Peace, Justice, and Nuclear Disarmament: President Obama in Berlin

The highlight of his trip to Berlin, President Obama addressed a crowd of 6,000 yesterday in front of the Brandenburg Gate following private meetings with German Federal President Joachim Gauck and Chancellor Angela Merkel. Fifty years after John F. Kennedy famously declared “Ich bin ein Berliner” and thirty years after Ronald Reagan demanded “Tear down this wall,” Obama returns to a city at the heart of the German-American friendship. Expectations were high that Obama would address the conflict in Syria, data protection, and transatlantic trade against this historical backdrop.

As Klaus Wowereit, Mayor of Berlin, and Chancellor Merkel did in their welcoming remarks, President Obama paid tribute to the historic events that took place in Berlin from the end of World War II until German reunification in 1989. The protests of June 17, 1953, asserted Obama, made clear that “no wall can stand against the yearnings for justice, freedom, and peace that burn in the human heart.” Through reunification and after, openness, tolerance, and freedom became the priorities for peaceful and reliable new partnerships with Europe, Germany, and the U.S.

Referencing Kennedy’s speech, Obama stressed that we must look ahead and face new challenges; much remains to be accomplished so that justice, freedom, and peace can be enjoyed by all.

Most notable during the thirty minute address, however, was Obama’s call to pursue a world without nuclear weapons. The president pledged that U.S. will reduce its own number of nuclear weapons by one-third, and will urge Russia to jointly “move beyond a post-Cold War posture.” Russian President Vladimir Putin’s almost immediate statement shows the difficulty ahead.  In order to initiate a new framework for peaceful nuclear power, Obama announced that the U.S. will host a summit on nuclear security around the world in 2016.

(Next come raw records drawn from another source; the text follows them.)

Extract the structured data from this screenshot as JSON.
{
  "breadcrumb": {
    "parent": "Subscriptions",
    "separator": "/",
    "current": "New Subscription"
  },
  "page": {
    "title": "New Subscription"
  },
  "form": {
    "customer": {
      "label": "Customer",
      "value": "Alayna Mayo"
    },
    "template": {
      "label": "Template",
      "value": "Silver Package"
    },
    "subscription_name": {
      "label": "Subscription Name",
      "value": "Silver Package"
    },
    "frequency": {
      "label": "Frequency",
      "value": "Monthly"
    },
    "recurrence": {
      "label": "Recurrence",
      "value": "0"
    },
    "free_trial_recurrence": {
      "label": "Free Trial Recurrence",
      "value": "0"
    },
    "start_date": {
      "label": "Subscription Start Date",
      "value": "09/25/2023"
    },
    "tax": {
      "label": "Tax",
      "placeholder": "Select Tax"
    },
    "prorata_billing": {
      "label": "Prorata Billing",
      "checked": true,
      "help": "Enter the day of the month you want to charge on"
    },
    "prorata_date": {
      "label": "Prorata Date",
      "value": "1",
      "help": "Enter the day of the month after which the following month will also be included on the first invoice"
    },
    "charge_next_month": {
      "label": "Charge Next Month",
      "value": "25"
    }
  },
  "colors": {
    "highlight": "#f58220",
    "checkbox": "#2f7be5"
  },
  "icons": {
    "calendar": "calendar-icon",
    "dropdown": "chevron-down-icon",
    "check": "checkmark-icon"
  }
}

Obama also took the opportunity to point to further issues on his agenda: Increasing the share of renewable energy, closing the prison at Guantanamo, and improving the protection of privacy while also ensuring high standards of security. Germans were particularly interested in the last topic after recent leaks concerning the U.S.’ internet surveillance made headlines.

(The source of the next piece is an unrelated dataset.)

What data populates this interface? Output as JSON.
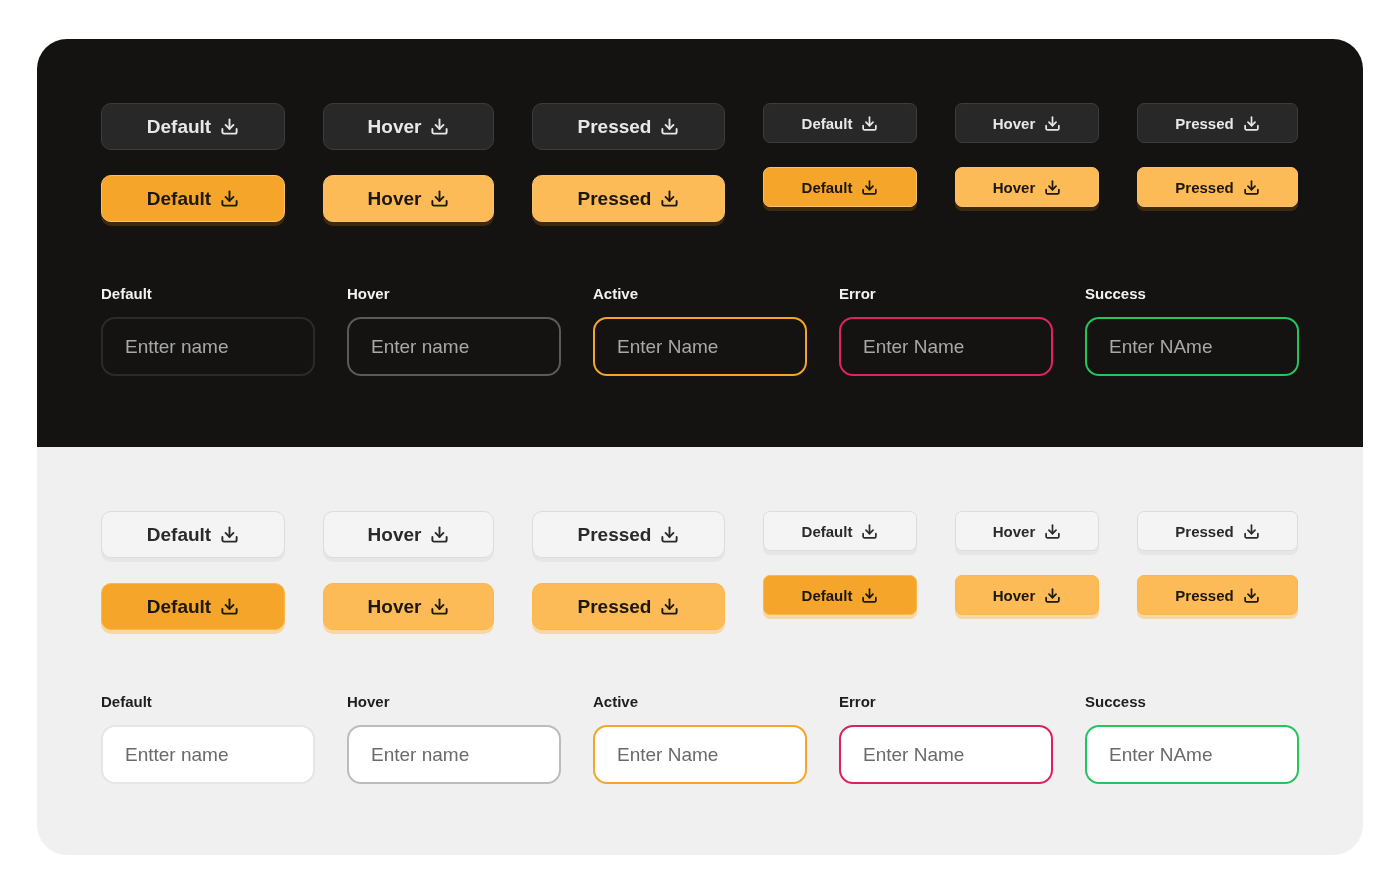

Following his speech at the Brandenburg Gate, Obama met with Peer Steinbrück, Merkel’s challenger from the SPD in the German federal elections in September. The one-day visit to Germany closed with a dinner at Schloss Charlottenburg, where Obama was joined by his family.

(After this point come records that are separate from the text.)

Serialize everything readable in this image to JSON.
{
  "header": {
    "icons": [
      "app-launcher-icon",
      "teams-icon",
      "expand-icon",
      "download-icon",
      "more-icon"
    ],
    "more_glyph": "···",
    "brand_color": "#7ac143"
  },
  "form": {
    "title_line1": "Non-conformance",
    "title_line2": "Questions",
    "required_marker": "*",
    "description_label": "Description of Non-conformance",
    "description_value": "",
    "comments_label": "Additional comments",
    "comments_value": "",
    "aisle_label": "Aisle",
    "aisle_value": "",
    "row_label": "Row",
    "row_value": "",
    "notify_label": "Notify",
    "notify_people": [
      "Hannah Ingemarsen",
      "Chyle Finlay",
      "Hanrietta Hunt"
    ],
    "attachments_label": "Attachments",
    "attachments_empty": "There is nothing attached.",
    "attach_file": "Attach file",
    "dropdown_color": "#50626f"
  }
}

By Monica Schmidt
The views expressed are those of the author(s) alone. They do not necessarily reflect the views of the American-German Institute.